> Activity
The data below must be repeated exactly. Leave nothing out.

[Element data from apps and pages]
******************************

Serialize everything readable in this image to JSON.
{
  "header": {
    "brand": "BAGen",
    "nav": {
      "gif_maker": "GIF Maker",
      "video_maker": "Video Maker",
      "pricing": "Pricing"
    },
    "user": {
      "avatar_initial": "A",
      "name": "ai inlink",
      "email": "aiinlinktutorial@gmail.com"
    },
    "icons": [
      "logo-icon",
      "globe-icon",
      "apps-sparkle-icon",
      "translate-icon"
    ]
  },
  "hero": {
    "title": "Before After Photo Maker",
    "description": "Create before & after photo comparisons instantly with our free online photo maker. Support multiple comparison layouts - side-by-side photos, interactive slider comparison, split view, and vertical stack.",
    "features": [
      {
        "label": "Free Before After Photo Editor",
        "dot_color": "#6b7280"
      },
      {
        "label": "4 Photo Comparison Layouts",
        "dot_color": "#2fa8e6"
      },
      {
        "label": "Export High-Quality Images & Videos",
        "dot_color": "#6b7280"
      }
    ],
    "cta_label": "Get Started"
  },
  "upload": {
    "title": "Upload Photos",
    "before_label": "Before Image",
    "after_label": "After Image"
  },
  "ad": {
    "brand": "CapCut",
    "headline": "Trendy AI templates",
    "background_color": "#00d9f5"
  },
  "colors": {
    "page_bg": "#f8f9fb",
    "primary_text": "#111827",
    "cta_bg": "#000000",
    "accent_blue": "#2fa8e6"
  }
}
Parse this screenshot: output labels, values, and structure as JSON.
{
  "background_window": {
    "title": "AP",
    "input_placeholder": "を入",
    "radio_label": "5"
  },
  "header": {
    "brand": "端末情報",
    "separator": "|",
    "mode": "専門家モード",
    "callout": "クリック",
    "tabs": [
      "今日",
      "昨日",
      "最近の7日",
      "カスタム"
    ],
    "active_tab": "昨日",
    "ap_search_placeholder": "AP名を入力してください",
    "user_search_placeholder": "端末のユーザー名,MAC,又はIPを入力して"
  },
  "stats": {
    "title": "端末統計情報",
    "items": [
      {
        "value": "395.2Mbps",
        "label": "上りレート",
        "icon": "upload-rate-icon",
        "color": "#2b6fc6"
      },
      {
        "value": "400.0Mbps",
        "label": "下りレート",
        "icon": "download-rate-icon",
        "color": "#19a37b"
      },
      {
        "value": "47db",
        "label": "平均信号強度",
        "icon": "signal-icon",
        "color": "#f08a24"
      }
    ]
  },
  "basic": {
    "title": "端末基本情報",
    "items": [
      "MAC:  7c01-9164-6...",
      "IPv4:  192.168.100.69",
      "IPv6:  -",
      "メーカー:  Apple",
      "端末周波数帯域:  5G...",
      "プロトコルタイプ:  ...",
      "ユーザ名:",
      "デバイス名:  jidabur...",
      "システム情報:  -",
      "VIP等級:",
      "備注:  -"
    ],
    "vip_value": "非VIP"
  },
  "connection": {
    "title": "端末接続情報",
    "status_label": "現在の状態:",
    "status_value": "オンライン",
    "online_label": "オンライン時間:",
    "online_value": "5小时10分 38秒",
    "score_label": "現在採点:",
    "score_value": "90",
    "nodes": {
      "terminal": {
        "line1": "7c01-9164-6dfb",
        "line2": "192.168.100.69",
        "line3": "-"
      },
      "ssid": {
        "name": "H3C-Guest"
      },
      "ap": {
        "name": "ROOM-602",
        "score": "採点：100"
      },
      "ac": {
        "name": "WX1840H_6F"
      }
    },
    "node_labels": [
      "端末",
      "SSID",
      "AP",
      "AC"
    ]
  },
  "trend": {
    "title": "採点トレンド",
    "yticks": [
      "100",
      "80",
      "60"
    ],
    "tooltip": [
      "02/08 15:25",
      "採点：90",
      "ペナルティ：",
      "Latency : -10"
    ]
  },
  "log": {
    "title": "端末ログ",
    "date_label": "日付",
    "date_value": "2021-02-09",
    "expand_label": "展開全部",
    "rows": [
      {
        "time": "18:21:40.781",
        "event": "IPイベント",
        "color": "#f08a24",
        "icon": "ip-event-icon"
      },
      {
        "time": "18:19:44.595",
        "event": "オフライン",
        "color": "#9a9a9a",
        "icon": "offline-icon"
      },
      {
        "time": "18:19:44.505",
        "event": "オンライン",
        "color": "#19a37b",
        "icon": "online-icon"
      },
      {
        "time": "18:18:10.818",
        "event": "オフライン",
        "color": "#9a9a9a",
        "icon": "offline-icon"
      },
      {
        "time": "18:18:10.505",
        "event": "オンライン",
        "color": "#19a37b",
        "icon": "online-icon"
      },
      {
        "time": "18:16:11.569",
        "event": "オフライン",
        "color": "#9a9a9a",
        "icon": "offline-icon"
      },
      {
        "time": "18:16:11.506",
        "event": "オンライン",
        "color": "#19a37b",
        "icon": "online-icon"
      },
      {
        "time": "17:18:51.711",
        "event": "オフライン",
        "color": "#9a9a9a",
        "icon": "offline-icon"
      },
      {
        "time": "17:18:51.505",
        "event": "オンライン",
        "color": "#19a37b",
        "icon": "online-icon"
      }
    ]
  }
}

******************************

> Answer section
Serialize everything readable in this image to JSON.
{
  "header": {
    "brand": "BAGen",
    "nav": {
      "gif_maker": "GIF Maker",
      "video_maker": "Video Maker",
      "pricing": "Pricing"
    },
    "user": {
      "avatar_initial": "A",
      "name": "ai inlink",
      "email": "aiinlinktutorial@gmail.com"
    },
    "icons": [
      "logo-icon",
      "globe-icon",
      "apps-sparkle-icon",
      "translate-icon"
    ]
  },
  "hero": {
    "title": "Before After Photo Maker",
    "description": "Create before & after photo comparisons instantly with our free online photo maker. Support multiple comparison layouts - side-by-side photos, interactive slider comparison, split view, and vertical stack.",
    "features": [
      {
        "label": "Free Before After Photo Editor",
        "dot_color": "#6b7280"
      },
      {
        "label": "4 Photo Comparison Layouts",
        "dot_color": "#2fa8e6"
      },
      {
        "label": "Export High-Quality Images & Videos",
        "dot_color": "#6b7280"
      }
    ],
    "cta_label": "Get Started"
  },
  "upload": {
    "title": "Upload Photos",
    "before_label": "Before Image",
    "after_label": "After Image"
  },
  "ad": {
    "brand": "CapCut",
    "headline": "Trendy AI templates",
    "background_color": "#00d9f5"
  },
  "colors": {
    "page_bg": "#f8f9fb",
    "primary_text": "#111827",
    "cta_bg": "#000000",
    "accent_blue": "#2fa8e6"
  }
}
Parse this screenshot: output labels, values, and structure as JSON.
{
  "background_window": {
    "title": "AP",
    "input_placeholder": "を入",
    "radio_label": "5"
  },
  "header": {
    "brand": "端末情報",
    "separator": "|",
    "mode": "専門家モード",
    "callout": "クリック",
    "tabs": [
      "今日",
      "昨日",
      "最近の7日",
      "カスタム"
    ],
    "active_tab": "昨日",
    "ap_search_placeholder": "AP名を入力してください",
    "user_search_placeholder": "端末のユーザー名,MAC,又はIPを入力して"
  },
  "stats": {
    "title": "端末統計情報",
    "items": [
      {
        "value": "395.2Mbps",
        "label": "上りレート",
        "icon": "upload-rate-icon",
        "color": "#2b6fc6"
      },
      {
        "value": "400.0Mbps",
        "label": "下りレート",
        "icon": "download-rate-icon",
        "color": "#19a37b"
      },
      {
        "value": "47db",
        "label": "平均信号強度",
        "icon": "signal-icon",
        "color": "#f08a24"
      }
    ]
  },
  "basic": {
    "title": "端末基本情報",
    "items": [
      "MAC:  7c01-9164-6...",
      "IPv4:  192.168.100.69",
      "IPv6:  -",
      "メーカー:  Apple",
      "端末周波数帯域:  5G...",
      "プロトコルタイプ:  ...",
      "ユーザ名:",
      "デバイス名:  jidabur...",
      "システム情報:  -",
      "VIP等級:",
      "備注:  -"
    ],
    "vip_value": "非VIP"
  },
  "connection": {
    "title": "端末接続情報",
    "status_label": "現在の状態:",
    "status_value": "オンライン",
    "online_label": "オンライン時間:",
    "online_value": "5小时10分 38秒",
    "score_label": "現在採点:",
    "score_value": "90",
    "nodes": {
      "terminal": {
        "line1": "7c01-9164-6dfb",
        "line2": "192.168.100.69",
        "line3": "-"
      },
      "ssid": {
        "name": "H3C-Guest"
      },
      "ap": {
        "name": "ROOM-602",
        "score": "採点：100"
      },
      "ac": {
        "name": "WX1840H_6F"
      }
    },
    "node_labels": [
      "端末",
      "SSID",
      "AP",
      "AC"
    ]
  },
  "trend": {
    "title": "採点トレンド",
    "yticks": [
      "100",
      "80",
      "60"
    ],
    "tooltip": [
      "02/08 15:25",
      "採点：90",
      "ペナルティ：",
      "Latency : -10"
    ]
  },
  "log": {
    "title": "端末ログ",
    "date_label": "日付",
    "date_value": "2021-02-09",
    "expand_label": "展開全部",
    "rows": [
      {
        "time": "18:21:40.781",
        "event": "IPイベント",
        "color": "#f08a24",
        "icon": "ip-event-icon"
      },
      {
        "time": "18:19:44.595",
        "event": "オフライン",
        "color": "#9a9a9a",
        "icon": "offline-icon"
      },
      {
        "time": "18:19:44.505",
        "event": "オンライン",
        "color": "#19a37b",
        "icon": "online-icon"
      },
      {
        "time": "18:18:10.818",
        "event": "オフライン",
        "color": "#9a9a9a",
        "icon": "offline-icon"
      },
      {
        "time": "18:18:10.505",
        "event": "オンライン",
        "color": "#19a37b",
        "icon": "online-icon"
      },
      {
        "time": "18:16:11.569",
        "event": "オフライン",
        "color": "#9a9a9a",
        "icon": "offline-icon"
      },
      {
        "time": "18:16:11.506",
        "event": "オンライン",
        "color": "#19a37b",
        "icon": "online-icon"
      },
      {
        "time": "17:18:51.711",
        "event": "オフライン",
        "color": "#9a9a9a",
        "icon": "offline-icon"
      },
      {
        "time": "17:18:51.505",
        "event": "オンライン",
        "color": "#19a37b",
        "icon": "online-icon"
      }
    ]
  }
}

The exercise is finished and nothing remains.